Amid the revitalization of the business districts in Tulsa, Oklahoma, Black entrepreneurs say they are being shut out of acquiring loans, tax incentives and property in the most desirable regions 100 years after the Tulsa Race Massacre.
About $42 million worth of tax incentives and loans intended to fund development in Tulsa’s historic Greenwood district has “largely benefited white-owned firms that won the majority of contracts to develop lucrative parcels closest to downtown,” The Washington Post chronicled in a recent report.
Under Oklahoma law, the distribution of these incentives and loans is governed by a race-blind process. City officials have only recently turned their attention to racial disparities in property ownership in the district. Although officials plan to make more land available for redevelopment, the Black entrepreneurs have already been shut out of the most desirable areas of Greenwood.
A century after the 1921 massacre, a single one-block commercial stretch south of the interstate remains Black-owned in a community where Black Americans once thrived in an epicenter of Black business and culture.
The violence began a century ago when a Black teenager was accused of assaulting a white girl in an elevator. When a group of Black men showed up at the courthouse to defend the teen, who was barricaded inside the building with the sheriff, a fight ensued with a mob of white men, and the melee became a conflagration of violence that carried to the Greenwood district.
Over an 18-hour period in 1921 between May 31 and June 1, white mobs attacked, burned and looted the thriving business district that had become known as Black Wall Street. Thousands of survivors were left homeless, and reports of what occurred were largely silenced in media reports.
At least 300 people were killed and more than 800 were injured. More than 1,200 homes and 60 businesses were destroyed.
No Black property owners received compensation, and city and state officials did not commit money to rebuilding the community in the aftermath of the attack.
Tulsa native Guy Troupe, who owns a coffee shop in the Greenwood district, expressed frustration about the disparities in land and property ownership in the region.
“It’s hard to stomach the idea that a museum and tourism will fix the challenges of systemic racism. I came to take back what’s rightfully ours,” the 54-year-old Troupe told the Post. “Who owns in there? It’s not us. The only thing we own are homes. But big industrial buildings, lands zoned for commercial development? We don’t have it.”
Troupe returned to the city after a career in sports consulting.
The Tulsa Development Authority and the state university system own a significant portion of the 35 blocks of buildings that comprise the Greenwood district.
Through the revitalization plan over the past 10 years, the Tulsa Development Authority has sold a half-dozen prime parcels of land to private developers.
Jot Hartley, general counsel for the Tulsa Development Authority and one of several figures who spoke to the Post about the revitalization, said bias is not what keeps Black entrepreneurs from accessing the incentives offered by the city.

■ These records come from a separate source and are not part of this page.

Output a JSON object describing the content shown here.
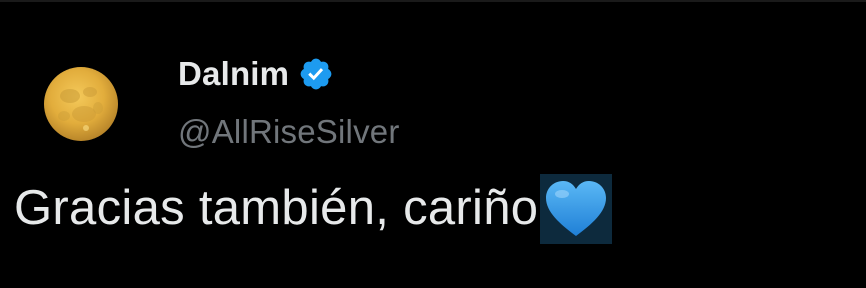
{
  "tweet": {
    "author": {
      "display_name": "Dalnim",
      "handle": "@AllRiseSilver",
      "verified": true,
      "avatar_icon": "full-moon-icon"
    },
    "text": "Gracias también, cariño",
    "emoji": "blue-heart-icon"
  },
  "colors": {
    "background": "#000000",
    "primary_text": "#e7e9ea",
    "secondary_text": "#71767b",
    "verified_badge": "#1d9bf0",
    "heart": "#2f8fe0"
  }
}
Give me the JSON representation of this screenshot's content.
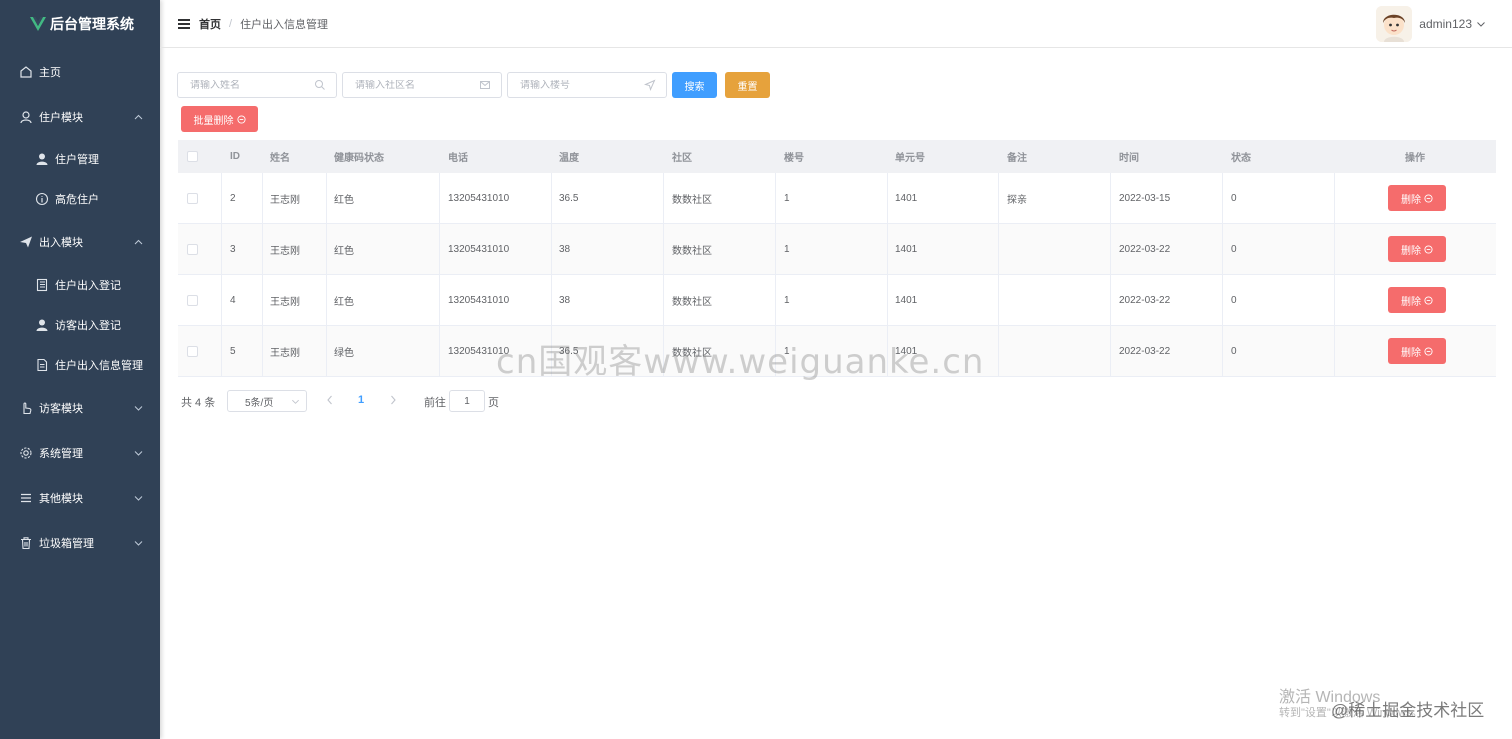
{
  "app": {
    "title": "后台管理系统"
  },
  "sidebar": {
    "items": [
      {
        "label": "主页",
        "icon": "home-icon"
      },
      {
        "label": "住户模块",
        "icon": "user-icon",
        "expanded": true
      },
      {
        "label": "住户管理",
        "icon": "user-filled-icon"
      },
      {
        "label": "高危住户",
        "icon": "info-circle-icon"
      },
      {
        "label": "出入模块",
        "icon": "send-icon",
        "expanded": true
      },
      {
        "label": "住户出入登记",
        "icon": "notebook-icon"
      },
      {
        "label": "访客出入登记",
        "icon": "user-filled-icon"
      },
      {
        "label": "住户出入信息管理",
        "icon": "document-icon"
      },
      {
        "label": "访客模块",
        "icon": "pointer-icon",
        "expanded": false
      },
      {
        "label": "系统管理",
        "icon": "setting-icon",
        "expanded": false
      },
      {
        "label": "其他模块",
        "icon": "menu-icon",
        "expanded": false
      },
      {
        "label": "垃圾箱管理",
        "icon": "delete-icon",
        "expanded": false
      }
    ]
  },
  "header": {
    "breadcrumb_home": "首页",
    "breadcrumb_sep": "/",
    "breadcrumb_current": "住户出入信息管理",
    "username": "admin123"
  },
  "search": {
    "name_placeholder": "请输入姓名",
    "community_placeholder": "请输入社区名",
    "building_placeholder": "请输入楼号",
    "search_label": "搜索",
    "reset_label": "重置",
    "batch_delete_label": "批量删除"
  },
  "table": {
    "columns": [
      "ID",
      "姓名",
      "健康码状态",
      "电话",
      "温度",
      "社区",
      "楼号",
      "单元号",
      "备注",
      "时间",
      "状态",
      "操作"
    ],
    "delete_label": "删除",
    "rows": [
      {
        "id": "2",
        "name": "王志刚",
        "health": "红色",
        "phone": "13205431010",
        "temp": "36.5",
        "community": "数数社区",
        "building": "1",
        "unit": "1401",
        "remark": "探亲",
        "time": "2022-03-15",
        "status": "0"
      },
      {
        "id": "3",
        "name": "王志刚",
        "health": "红色",
        "phone": "13205431010",
        "temp": "38",
        "community": "数数社区",
        "building": "1",
        "unit": "1401",
        "remark": "",
        "time": "2022-03-22",
        "status": "0"
      },
      {
        "id": "4",
        "name": "王志刚",
        "health": "红色",
        "phone": "13205431010",
        "temp": "38",
        "community": "数数社区",
        "building": "1",
        "unit": "1401",
        "remark": "",
        "time": "2022-03-22",
        "status": "0"
      },
      {
        "id": "5",
        "name": "王志刚",
        "health": "绿色",
        "phone": "13205431010",
        "temp": "36.5",
        "community": "数数社区",
        "building": "1",
        "unit": "1401",
        "remark": "",
        "time": "2022-03-22",
        "status": "0"
      }
    ]
  },
  "pagination": {
    "total_text": "共 4 条",
    "page_size": "5条/页",
    "current_page": "1",
    "goto_label": "前往",
    "goto_value": "1",
    "page_suffix": "页"
  },
  "watermarks": {
    "center": "cn国观客www.weiguanke.cn",
    "windows_line1": "激活 Windows",
    "windows_line2": "转到\"设置\"以激活 Windows。",
    "juejin": "@稀土掘金技术社区"
  },
  "colors": {
    "sidebar_bg": "#304156",
    "primary": "#409eff",
    "warning": "#e6a23c",
    "danger": "#f56c6c",
    "logo_green": "#42b983"
  }
}
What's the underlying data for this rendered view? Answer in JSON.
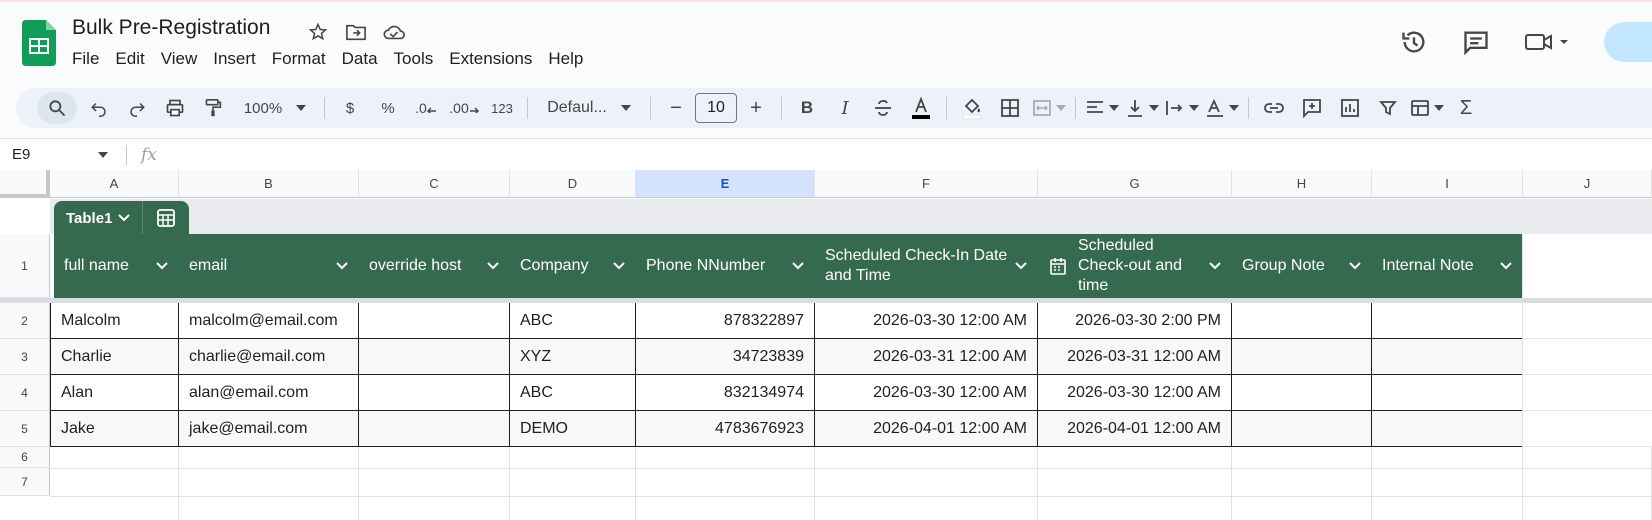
{
  "app": {
    "title": "Bulk Pre-Registration"
  },
  "menu": [
    "File",
    "Edit",
    "View",
    "Insert",
    "Format",
    "Data",
    "Tools",
    "Extensions",
    "Help"
  ],
  "toolbar": {
    "zoom": "100%",
    "currency": "$",
    "percent": "%",
    "dec_decrease": ".0",
    "dec_increase": ".00",
    "number_format": "123",
    "font": "Defaul...",
    "font_size": "10",
    "minus": "−",
    "plus": "+",
    "bold": "B",
    "italic": "I"
  },
  "formula_bar": {
    "cell_ref": "E9",
    "fx": "fx",
    "value": ""
  },
  "columns": [
    "A",
    "B",
    "C",
    "D",
    "E",
    "F",
    "G",
    "H",
    "I",
    "J"
  ],
  "selected_column": "E",
  "table": {
    "name": "Table1",
    "headers": [
      "full name",
      "email",
      "override host",
      "Company",
      "Phone NNumber",
      "Scheduled Check-In Date and Time",
      "Scheduled Check-out and time",
      "Group Note",
      "Internal Note"
    ],
    "rows": [
      [
        "Malcolm",
        "malcolm@email.com",
        "",
        "ABC",
        "878322897",
        "2026-03-30 12:00 AM",
        "2026-03-30 2:00 PM",
        "",
        ""
      ],
      [
        "Charlie",
        "charlie@email.com",
        "",
        "XYZ",
        "34723839",
        "2026-03-31 12:00 AM",
        "2026-03-31 12:00 AM",
        "",
        ""
      ],
      [
        "Alan",
        "alan@email.com",
        "",
        "ABC",
        "832134974",
        "2026-03-30 12:00 AM",
        "2026-03-30 12:00 AM",
        "",
        ""
      ],
      [
        "Jake",
        "jake@email.com",
        "",
        "DEMO",
        "4783676923",
        "2026-04-01 12:00 AM",
        "2026-04-01 12:00 AM",
        "",
        ""
      ]
    ]
  },
  "row_numbers": [
    "1",
    "2",
    "3",
    "4",
    "5",
    "6",
    "7"
  ],
  "colors": {
    "table_header": "#356a4f",
    "selected_col": "#d3e3fd",
    "sheets_green": "#0f9d58"
  }
}
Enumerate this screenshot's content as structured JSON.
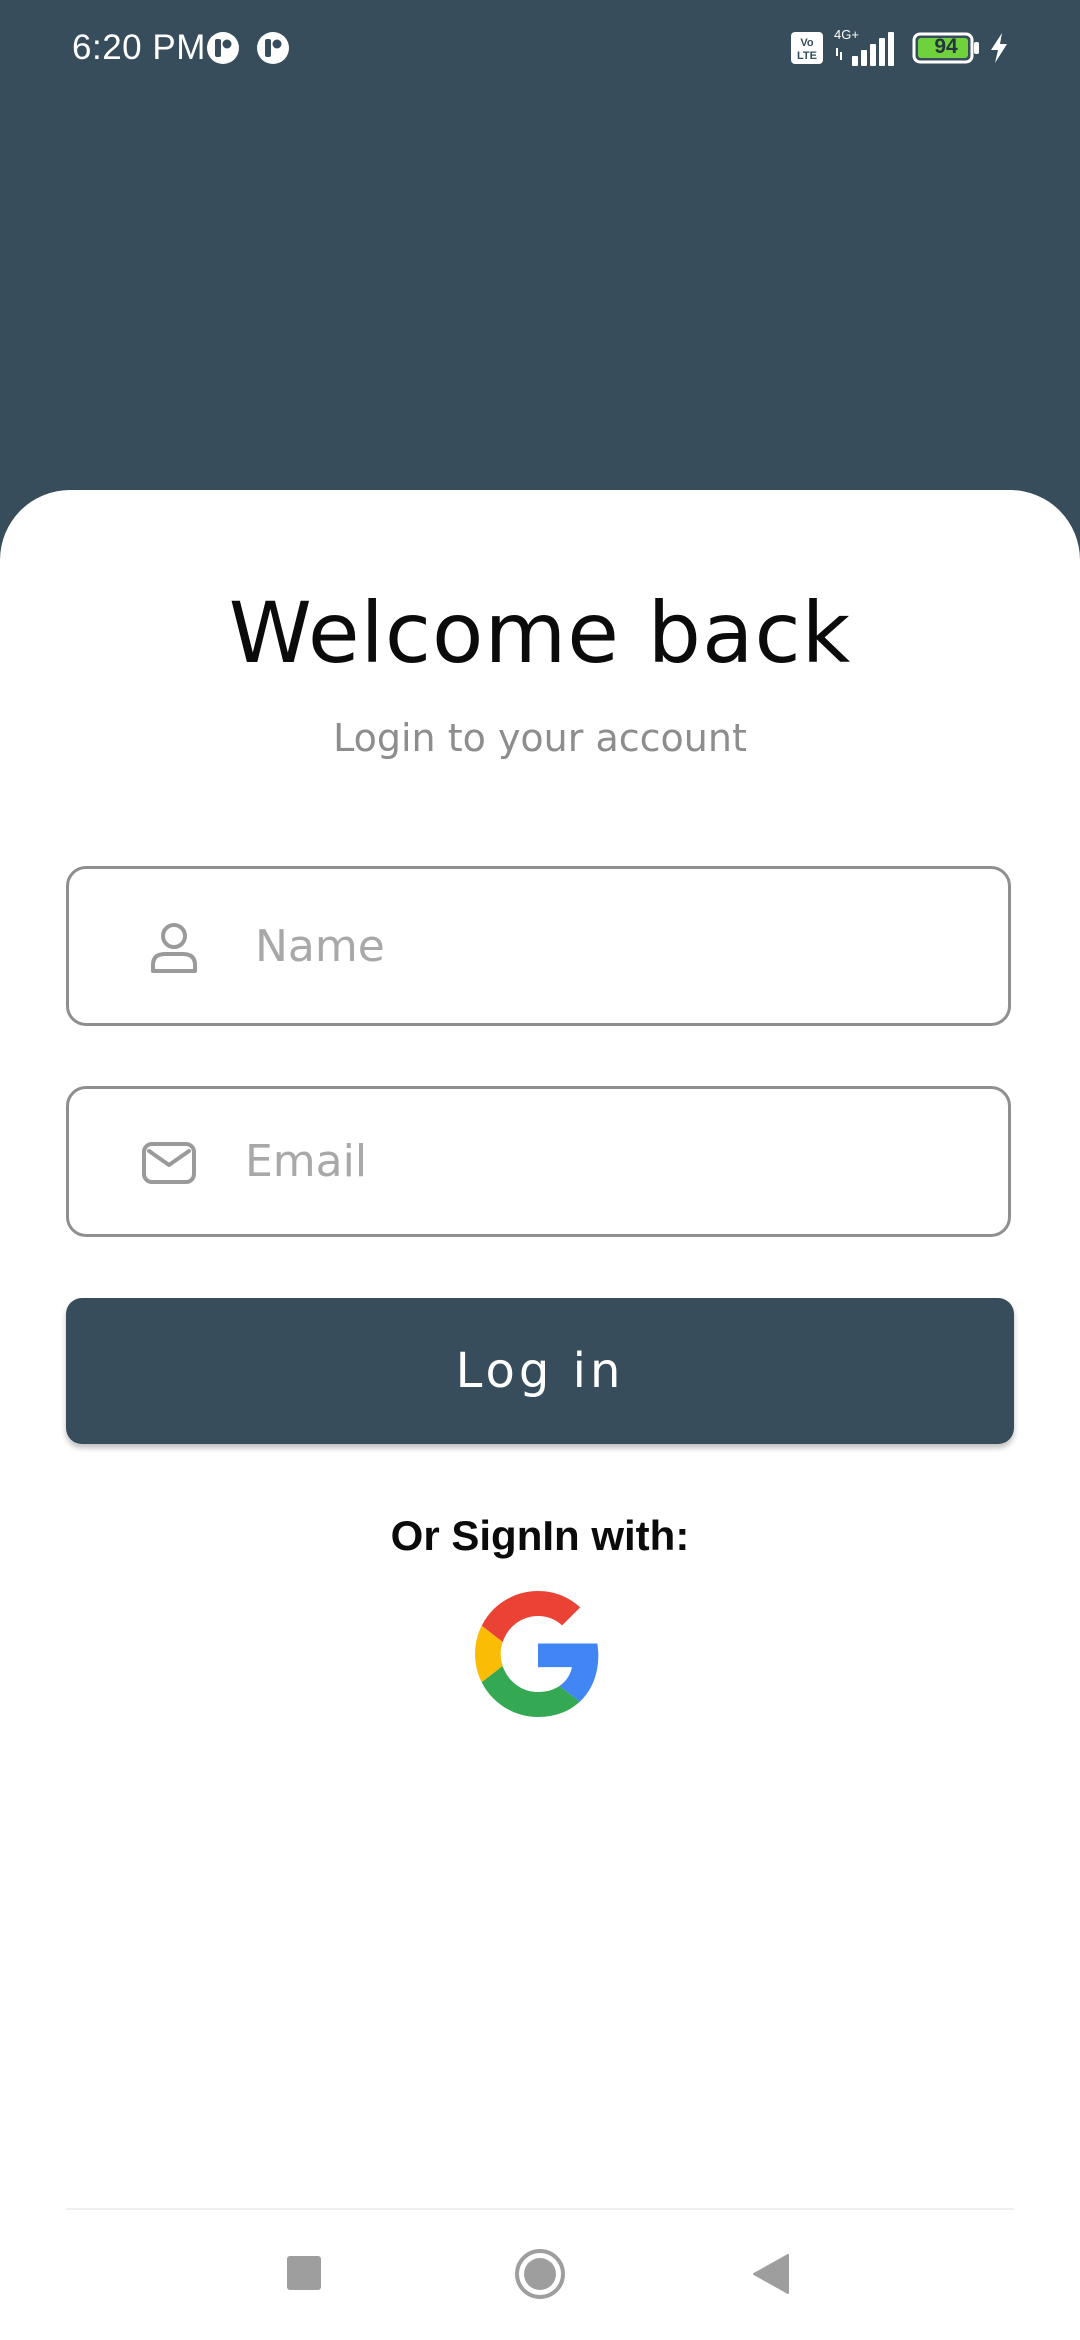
{
  "status_bar": {
    "time": "6:20 PM",
    "battery_level": "94",
    "network": "4G+",
    "volte_label": "Vo LTE"
  },
  "login": {
    "title": "Welcome back",
    "subtitle": "Login to your account",
    "name_field": {
      "placeholder": "Name",
      "value": "",
      "icon": "person-icon"
    },
    "email_field": {
      "placeholder": "Email",
      "value": "",
      "icon": "envelope-icon"
    },
    "login_button_label": "Log in",
    "social_prompt": "Or SignIn with:",
    "social_providers": [
      "google"
    ]
  },
  "nav_bar": {
    "buttons": [
      "recents",
      "home",
      "back"
    ]
  },
  "colors": {
    "primary": "#374d5b",
    "card_background": "#ffffff",
    "placeholder": "#a8a8a8",
    "field_border": "#8f8f8f",
    "battery_fill": "#6fd13b"
  }
}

“Some of these projects have been rather large and required capital that’s not ordinarily available to just anybody unless they are already in the business of developing large projects,” Hartley said.
The authority said it considers developers’ ties to the community and experience with financing but does not give consideration to a person’s race.
City officials have been resistant to calls for reparations for descendants of victims of the massacre. The Tulsa Development Authority responded to a lawsuit filed by a 105-year-old survivor and other descendants of massacre survivors seeking redress for the violence with a motion to dismiss.
Kian Kamas, Tulsa’s chief of economic development, said the city plans to develop 55 additional acres on smaller parcels north of the interstate and will promote actively among Black developers.
“There is a fervent commitment to ensuring that Black-owned businesses have an opportunity to be a part of that revitalization,” Kamas said.
Troupe said an economic stimulus package should be used to allow Black entreprenuers to rebuild Black Wall Street. Parcels north of the interstate should be made accessible to Black business owners “by deeding land, providing grants and offering low-interest loans so the atrocities of the past could be addressed.”
“Historical Black Wall Street is gone. It’s dead,” he said. “But its spirit can be revived.”